[[ Task inputs open ]]
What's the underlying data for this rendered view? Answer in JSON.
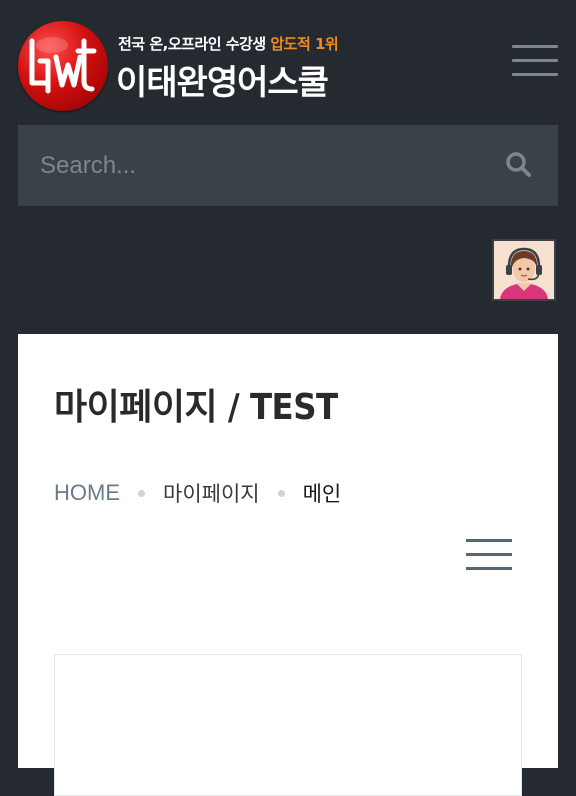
{
  "header": {
    "tagline_prefix": "전국 온,오프라인 수강생 ",
    "tagline_accent": "압도적 1위",
    "brand_name": "이태완영어스쿨",
    "accent_color": "#f08a24",
    "logo_color": "#d10f0f"
  },
  "search": {
    "placeholder": "Search..."
  },
  "page": {
    "title": "마이페이지 / TEST"
  },
  "breadcrumb": {
    "home": "HOME",
    "mid": "마이페이지",
    "current": "메인"
  },
  "icons": {
    "menu": "hamburger-icon",
    "search": "search-icon",
    "avatar": "support-agent-icon"
  }
}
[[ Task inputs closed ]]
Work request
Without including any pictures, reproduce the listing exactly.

The answer
What's the underlying data for this rendered view? Answer in JSON.
{
  "header": {
    "tagline_prefix": "전국 온,오프라인 수강생 ",
    "tagline_accent": "압도적 1위",
    "brand_name": "이태완영어스쿨",
    "accent_color": "#f08a24",
    "logo_color": "#d10f0f"
  },
  "search": {
    "placeholder": "Search..."
  },
  "page": {
    "title": "마이페이지 / TEST"
  },
  "breadcrumb": {
    "home": "HOME",
    "mid": "마이페이지",
    "current": "메인"
  },
  "icons": {
    "menu": "hamburger-icon",
    "search": "search-icon",
    "avatar": "support-agent-icon"
  }
}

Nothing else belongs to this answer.